Instructions for the task: Where a line below holds the string "packages", copy that line.

Recorded data:
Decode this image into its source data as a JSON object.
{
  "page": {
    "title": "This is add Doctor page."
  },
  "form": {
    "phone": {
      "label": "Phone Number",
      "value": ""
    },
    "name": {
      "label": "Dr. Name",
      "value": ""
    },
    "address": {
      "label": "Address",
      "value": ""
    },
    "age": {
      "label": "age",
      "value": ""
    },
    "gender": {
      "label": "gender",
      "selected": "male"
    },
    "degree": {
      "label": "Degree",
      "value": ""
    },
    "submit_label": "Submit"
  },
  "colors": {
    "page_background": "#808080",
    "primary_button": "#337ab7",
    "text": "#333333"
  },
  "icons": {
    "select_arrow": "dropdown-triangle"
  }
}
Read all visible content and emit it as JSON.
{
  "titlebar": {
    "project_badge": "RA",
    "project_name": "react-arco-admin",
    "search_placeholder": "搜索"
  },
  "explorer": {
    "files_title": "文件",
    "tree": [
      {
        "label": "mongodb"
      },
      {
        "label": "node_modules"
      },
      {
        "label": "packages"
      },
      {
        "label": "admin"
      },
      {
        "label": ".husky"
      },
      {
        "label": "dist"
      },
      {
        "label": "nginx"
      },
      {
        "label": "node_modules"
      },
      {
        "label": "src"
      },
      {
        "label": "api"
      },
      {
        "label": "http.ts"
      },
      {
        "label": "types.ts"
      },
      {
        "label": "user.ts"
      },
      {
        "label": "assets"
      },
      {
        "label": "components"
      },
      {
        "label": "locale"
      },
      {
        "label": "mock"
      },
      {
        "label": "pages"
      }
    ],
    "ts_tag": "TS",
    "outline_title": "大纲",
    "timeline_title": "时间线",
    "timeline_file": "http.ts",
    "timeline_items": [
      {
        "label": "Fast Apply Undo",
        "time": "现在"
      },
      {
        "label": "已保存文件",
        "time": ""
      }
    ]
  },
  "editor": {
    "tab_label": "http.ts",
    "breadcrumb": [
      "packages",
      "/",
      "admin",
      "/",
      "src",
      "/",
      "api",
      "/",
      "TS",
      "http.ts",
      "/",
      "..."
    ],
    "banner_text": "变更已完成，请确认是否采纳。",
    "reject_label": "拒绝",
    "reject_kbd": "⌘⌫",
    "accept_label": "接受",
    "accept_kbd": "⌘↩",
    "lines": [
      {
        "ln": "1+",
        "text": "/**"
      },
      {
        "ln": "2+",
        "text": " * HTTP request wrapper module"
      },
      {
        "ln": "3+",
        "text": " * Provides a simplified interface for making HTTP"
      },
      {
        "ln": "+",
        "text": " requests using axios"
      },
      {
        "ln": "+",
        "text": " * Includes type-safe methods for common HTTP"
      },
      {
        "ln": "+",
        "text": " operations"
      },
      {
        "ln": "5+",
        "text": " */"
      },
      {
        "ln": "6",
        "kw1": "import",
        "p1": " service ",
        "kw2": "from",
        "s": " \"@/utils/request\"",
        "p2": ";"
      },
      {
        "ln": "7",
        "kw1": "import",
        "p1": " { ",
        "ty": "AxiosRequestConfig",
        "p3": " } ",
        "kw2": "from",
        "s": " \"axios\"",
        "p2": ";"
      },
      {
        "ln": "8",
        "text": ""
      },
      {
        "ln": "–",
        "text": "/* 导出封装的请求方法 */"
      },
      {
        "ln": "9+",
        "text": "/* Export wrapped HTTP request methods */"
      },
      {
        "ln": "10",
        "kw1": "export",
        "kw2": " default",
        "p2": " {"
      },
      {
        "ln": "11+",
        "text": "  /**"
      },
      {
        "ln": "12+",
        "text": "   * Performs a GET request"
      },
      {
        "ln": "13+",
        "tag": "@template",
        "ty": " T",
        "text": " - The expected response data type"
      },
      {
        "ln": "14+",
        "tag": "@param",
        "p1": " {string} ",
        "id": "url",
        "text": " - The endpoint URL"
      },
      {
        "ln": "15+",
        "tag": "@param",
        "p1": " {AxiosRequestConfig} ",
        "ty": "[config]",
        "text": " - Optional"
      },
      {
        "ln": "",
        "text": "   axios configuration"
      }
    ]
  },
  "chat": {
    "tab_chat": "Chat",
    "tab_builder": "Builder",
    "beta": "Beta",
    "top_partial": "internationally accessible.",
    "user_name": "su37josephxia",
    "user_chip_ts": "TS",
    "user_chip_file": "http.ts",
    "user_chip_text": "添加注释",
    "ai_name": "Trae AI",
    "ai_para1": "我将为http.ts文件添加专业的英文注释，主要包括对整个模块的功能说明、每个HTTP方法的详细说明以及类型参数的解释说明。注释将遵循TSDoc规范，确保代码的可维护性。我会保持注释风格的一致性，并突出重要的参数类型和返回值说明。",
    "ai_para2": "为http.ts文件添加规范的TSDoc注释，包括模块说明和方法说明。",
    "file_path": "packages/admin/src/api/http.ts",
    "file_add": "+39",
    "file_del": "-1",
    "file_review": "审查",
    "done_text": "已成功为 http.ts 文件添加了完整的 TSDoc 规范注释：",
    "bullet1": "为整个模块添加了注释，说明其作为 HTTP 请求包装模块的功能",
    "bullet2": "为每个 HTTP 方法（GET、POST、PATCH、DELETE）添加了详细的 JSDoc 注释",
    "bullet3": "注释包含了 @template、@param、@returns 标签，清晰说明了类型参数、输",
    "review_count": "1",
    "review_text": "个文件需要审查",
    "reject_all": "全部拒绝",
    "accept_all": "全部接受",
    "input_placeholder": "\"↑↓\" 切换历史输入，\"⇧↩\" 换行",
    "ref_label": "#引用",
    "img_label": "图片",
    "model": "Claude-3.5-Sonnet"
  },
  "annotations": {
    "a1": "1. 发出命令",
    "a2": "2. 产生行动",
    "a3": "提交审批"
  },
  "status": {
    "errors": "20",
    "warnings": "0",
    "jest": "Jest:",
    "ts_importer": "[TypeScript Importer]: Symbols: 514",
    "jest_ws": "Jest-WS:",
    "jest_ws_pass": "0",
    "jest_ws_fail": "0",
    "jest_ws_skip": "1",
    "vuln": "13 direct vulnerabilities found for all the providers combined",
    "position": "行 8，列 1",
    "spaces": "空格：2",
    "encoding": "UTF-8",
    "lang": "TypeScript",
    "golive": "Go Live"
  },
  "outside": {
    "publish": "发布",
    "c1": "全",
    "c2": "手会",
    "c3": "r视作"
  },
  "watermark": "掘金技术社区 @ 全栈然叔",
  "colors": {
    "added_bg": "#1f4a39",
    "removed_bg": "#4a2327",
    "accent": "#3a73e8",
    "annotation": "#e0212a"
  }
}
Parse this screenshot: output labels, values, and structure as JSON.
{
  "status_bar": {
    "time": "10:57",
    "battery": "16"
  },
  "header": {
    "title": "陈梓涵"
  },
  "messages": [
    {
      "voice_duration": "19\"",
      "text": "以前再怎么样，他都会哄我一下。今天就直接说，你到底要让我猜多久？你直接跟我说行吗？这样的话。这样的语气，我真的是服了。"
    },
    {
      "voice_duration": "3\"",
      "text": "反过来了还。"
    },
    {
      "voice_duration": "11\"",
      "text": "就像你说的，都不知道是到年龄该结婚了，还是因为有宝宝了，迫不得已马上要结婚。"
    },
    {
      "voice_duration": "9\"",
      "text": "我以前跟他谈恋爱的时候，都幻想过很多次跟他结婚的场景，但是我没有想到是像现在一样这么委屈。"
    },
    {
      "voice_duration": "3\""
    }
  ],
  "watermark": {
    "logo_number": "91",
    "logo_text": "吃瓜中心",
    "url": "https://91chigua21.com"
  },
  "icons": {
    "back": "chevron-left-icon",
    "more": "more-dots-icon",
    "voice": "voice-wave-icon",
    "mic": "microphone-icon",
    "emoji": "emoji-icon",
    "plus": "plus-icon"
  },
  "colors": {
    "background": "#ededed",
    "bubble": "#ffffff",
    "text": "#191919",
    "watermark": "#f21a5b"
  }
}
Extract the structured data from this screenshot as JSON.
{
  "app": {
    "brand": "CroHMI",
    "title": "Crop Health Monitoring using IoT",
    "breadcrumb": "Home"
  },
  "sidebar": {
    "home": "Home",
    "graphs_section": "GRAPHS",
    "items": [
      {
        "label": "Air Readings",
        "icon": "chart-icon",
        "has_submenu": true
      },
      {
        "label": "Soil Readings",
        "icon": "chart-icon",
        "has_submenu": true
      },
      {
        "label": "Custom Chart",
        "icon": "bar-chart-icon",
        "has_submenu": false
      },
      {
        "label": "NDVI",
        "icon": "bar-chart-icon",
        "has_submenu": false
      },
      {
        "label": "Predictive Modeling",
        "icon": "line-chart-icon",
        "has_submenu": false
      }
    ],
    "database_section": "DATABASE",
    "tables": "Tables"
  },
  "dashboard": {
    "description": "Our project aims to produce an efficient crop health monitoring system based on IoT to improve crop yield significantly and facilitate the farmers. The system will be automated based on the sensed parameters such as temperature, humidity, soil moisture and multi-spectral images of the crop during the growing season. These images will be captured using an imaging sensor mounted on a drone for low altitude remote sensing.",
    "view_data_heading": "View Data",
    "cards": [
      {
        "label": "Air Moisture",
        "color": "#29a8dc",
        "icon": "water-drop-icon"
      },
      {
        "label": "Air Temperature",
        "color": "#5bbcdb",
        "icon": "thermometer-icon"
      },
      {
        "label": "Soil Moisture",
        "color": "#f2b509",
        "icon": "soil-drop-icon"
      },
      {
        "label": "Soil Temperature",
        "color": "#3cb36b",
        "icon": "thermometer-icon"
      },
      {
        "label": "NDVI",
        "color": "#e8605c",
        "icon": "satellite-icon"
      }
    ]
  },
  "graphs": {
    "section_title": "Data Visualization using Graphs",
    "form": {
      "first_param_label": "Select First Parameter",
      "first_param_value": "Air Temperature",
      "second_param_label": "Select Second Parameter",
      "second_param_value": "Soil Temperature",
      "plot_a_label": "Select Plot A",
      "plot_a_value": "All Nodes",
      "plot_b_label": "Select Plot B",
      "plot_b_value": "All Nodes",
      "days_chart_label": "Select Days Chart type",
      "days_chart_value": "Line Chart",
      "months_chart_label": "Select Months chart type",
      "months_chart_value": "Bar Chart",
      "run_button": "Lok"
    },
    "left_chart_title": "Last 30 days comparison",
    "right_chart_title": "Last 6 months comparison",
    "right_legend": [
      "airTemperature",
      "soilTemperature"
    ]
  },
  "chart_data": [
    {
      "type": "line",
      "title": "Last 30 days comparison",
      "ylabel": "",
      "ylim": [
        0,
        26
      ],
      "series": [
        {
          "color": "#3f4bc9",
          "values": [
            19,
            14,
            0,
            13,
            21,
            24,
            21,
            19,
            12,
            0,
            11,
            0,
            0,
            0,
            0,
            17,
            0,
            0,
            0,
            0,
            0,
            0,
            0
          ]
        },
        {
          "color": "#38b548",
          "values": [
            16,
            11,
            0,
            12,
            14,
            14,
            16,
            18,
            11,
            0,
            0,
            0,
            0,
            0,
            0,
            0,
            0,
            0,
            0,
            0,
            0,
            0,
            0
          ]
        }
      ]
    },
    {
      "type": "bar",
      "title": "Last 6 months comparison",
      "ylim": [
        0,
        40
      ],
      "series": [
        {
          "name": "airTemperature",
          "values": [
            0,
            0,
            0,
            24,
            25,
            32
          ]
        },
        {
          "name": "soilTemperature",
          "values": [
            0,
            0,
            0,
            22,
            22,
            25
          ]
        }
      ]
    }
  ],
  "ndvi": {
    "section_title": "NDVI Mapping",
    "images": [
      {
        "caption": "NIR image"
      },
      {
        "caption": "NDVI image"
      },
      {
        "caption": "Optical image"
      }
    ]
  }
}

Answer area:
        "label": "packages"
      "packages",
    "file_path": "packages/admin/src/api/http.ts",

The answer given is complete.